→ WHAT TO DO: Filter the listing below, keeping every line that holds "临时下载".

============

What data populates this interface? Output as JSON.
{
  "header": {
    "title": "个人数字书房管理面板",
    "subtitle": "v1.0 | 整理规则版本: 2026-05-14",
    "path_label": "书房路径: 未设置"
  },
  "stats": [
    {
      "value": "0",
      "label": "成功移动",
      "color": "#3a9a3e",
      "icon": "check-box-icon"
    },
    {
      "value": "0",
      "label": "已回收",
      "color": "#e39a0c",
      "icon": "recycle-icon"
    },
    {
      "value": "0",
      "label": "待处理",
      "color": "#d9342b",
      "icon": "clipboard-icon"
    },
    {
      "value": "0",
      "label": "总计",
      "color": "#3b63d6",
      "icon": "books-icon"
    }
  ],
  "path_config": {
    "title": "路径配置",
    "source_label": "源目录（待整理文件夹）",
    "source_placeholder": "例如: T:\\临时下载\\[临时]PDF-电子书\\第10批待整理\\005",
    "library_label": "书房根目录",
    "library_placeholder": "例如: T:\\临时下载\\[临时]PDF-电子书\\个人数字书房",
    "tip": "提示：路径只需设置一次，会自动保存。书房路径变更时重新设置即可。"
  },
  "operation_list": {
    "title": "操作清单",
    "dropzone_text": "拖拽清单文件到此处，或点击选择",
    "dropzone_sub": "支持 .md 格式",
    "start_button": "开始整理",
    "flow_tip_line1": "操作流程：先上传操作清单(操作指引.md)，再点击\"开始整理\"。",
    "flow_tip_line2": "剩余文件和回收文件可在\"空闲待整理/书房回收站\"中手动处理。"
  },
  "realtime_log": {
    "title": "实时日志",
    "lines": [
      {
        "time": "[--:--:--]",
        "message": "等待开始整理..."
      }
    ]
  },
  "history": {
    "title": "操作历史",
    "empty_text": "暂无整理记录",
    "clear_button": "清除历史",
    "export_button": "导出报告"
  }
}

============

→ FINAL ANSWER:
    "source_placeholder": "例如: T:\\临时下载\\[临时]PDF-电子书\\第10批待整理\\005",
    "library_placeholder": "例如: T:\\临时下载\\[临时]PDF-电子书\\个人数字书房",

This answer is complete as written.